Top of Stored data

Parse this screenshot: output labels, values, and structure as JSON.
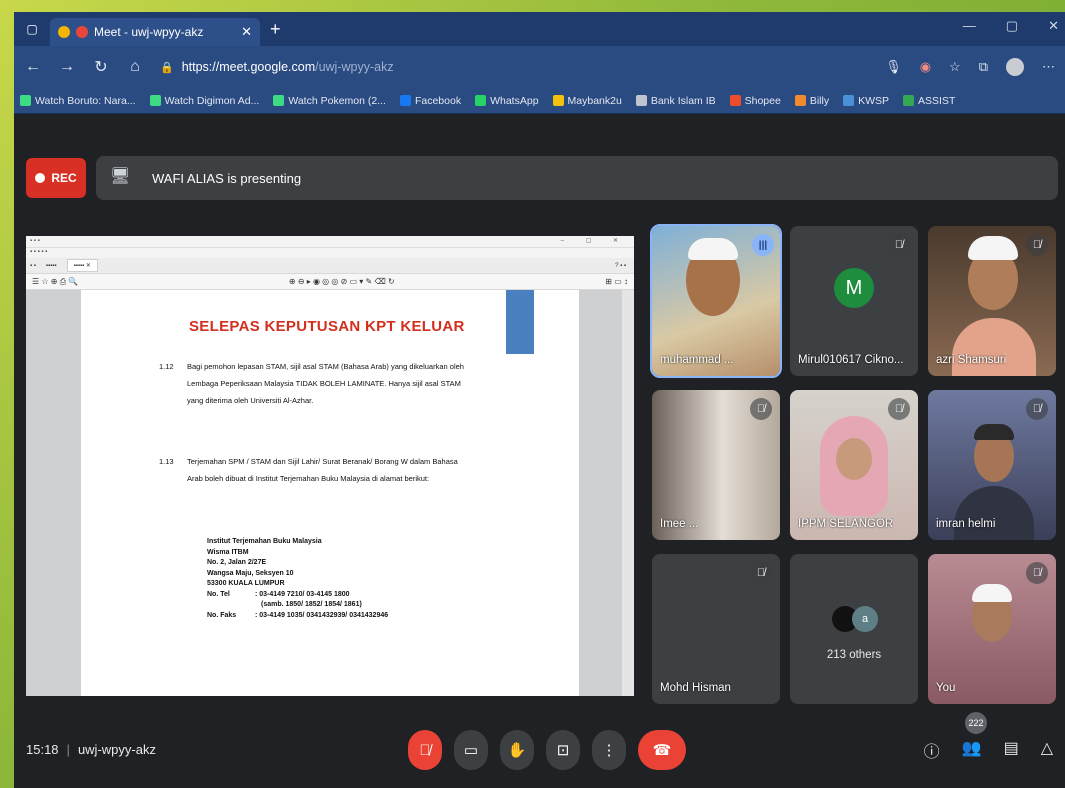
{
  "browser": {
    "tab_title": "Meet - uwj-wpyy-akz",
    "url_host": "https://meet.google.com",
    "url_path": "/uwj-wpyy-akz",
    "bookmarks": [
      {
        "label": "Watch Boruto: Nara...",
        "color": "#3ddc84"
      },
      {
        "label": "Watch Digimon Ad...",
        "color": "#3ddc84"
      },
      {
        "label": "Watch Pokemon (2...",
        "color": "#3ddc84"
      },
      {
        "label": "Facebook",
        "color": "#1877f2"
      },
      {
        "label": "WhatsApp",
        "color": "#25d366"
      },
      {
        "label": "Maybank2u",
        "color": "#f4c20d"
      },
      {
        "label": "Bank Islam IB",
        "color": "#c0c4cc"
      },
      {
        "label": "Shopee",
        "color": "#ee4d2d"
      },
      {
        "label": "Billy",
        "color": "#f28b30"
      },
      {
        "label": "KWSP",
        "color": "#4a90d9"
      },
      {
        "label": "ASSIST",
        "color": "#34a853"
      }
    ]
  },
  "meet": {
    "rec_label": "REC",
    "presenting_text": "WAFI ALIAS is presenting",
    "meeting_code": "uwj-wpyy-akz",
    "time": "15:18",
    "participant_count": "222",
    "others_label": "213 others",
    "others_initial": "a",
    "avatar_letter": "M",
    "tiles": [
      {
        "name": "muhammad ..."
      },
      {
        "name": "Mirul010617 Cikno..."
      },
      {
        "name": "azri Shamsuri"
      },
      {
        "name": "Imee ..."
      },
      {
        "name": "IPPM SELANGOR"
      },
      {
        "name": "imran helmi"
      },
      {
        "name": "Mohd Hisman"
      },
      {
        "name": "You"
      }
    ]
  },
  "document": {
    "title": "SELEPAS KEPUTUSAN KPT KELUAR",
    "p1_num": "1.12",
    "p1_text": "Bagi pemohon lepasan STAM, sijil asal STAM (Bahasa Arab) yang dikeluarkan oleh Lembaga Peperiksaan Malaysia TIDAK BOLEH LAMINATE. Hanya sijil asal STAM yang diterima oleh Universiti Al-Azhar.",
    "p2_num": "1.13",
    "p2_text": "Terjemahan SPM / STAM dan Sijil Lahir/ Surat Beranak/ Borang W dalam Bahasa Arab boleh dibuat di Institut Terjemahan Buku Malaysia di alamat berikut:",
    "address": [
      "Institut Terjemahan Buku Malaysia",
      "Wisma ITBM",
      "No. 2, Jalan 2/27E",
      "Wangsa Maju, Seksyen 10",
      "53300 KUALA LUMPUR"
    ],
    "tel_label": "No. Tel",
    "tel_value": ": 03-4149 7210/ 03-4145 1800",
    "tel_ext": "(samb. 1850/ 1852/ 1854/ 1861)",
    "fax_label": "No. Faks",
    "fax_value": ": 03-4149 1035/ 0341432939/ 0341432946"
  },
  "colors": {
    "rec_red": "#d93025",
    "end_call_red": "#ea4335",
    "active_speaker": "#8ab4f8",
    "doc_title_red": "#d32f1e"
  }
}
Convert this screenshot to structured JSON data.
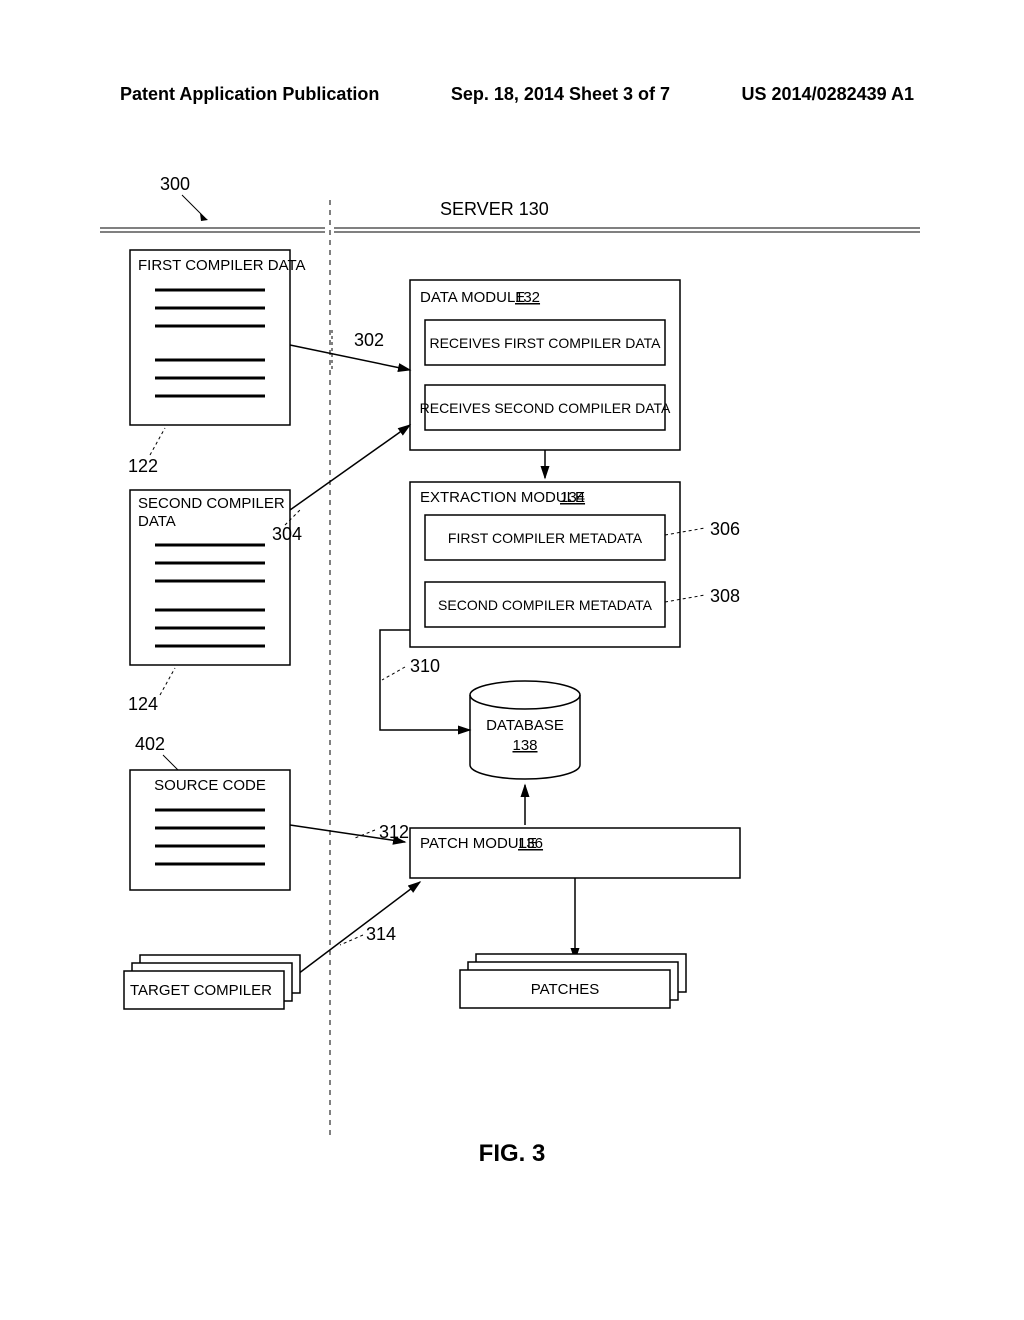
{
  "header": {
    "left": "Patent Application Publication",
    "center": "Sep. 18, 2014  Sheet 3 of 7",
    "right": "US 2014/0282439 A1"
  },
  "diagram": {
    "refnum_300": "300",
    "server_title": "SERVER 130",
    "first_compiler_data": "FIRST COMPILER DATA",
    "ref_302": "302",
    "ref_122": "122",
    "second_compiler_data_l1": "SECOND COMPILER",
    "second_compiler_data_l2": "DATA",
    "ref_304": "304",
    "ref_124": "124",
    "ref_402": "402",
    "source_code": "SOURCE CODE",
    "ref_312": "312",
    "ref_314": "314",
    "target_compiler": "TARGET COMPILER",
    "data_module": "DATA MODULE",
    "data_module_num": "132",
    "receives_first": "RECEIVES FIRST COMPILER DATA",
    "receives_second": "RECEIVES SECOND COMPILER DATA",
    "extraction_module": "EXTRACTION MODULE",
    "extraction_module_num": "134",
    "first_meta": "FIRST COMPILER METADATA",
    "ref_306": "306",
    "second_meta": "SECOND COMPILER METADATA",
    "ref_308": "308",
    "ref_310": "310",
    "database": "DATABASE",
    "database_num": "138",
    "patch_module": "PATCH MODULE",
    "patch_module_num": "136",
    "patches": "PATCHES"
  },
  "figure_label": "FIG. 3"
}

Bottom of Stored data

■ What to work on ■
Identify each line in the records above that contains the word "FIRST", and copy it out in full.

■ Your response ■
    "first_compiler_data": "FIRST COMPILER DATA",
    "receives_first": "RECEIVES FIRST COMPILER DATA",
    "first_meta": "FIRST COMPILER METADATA",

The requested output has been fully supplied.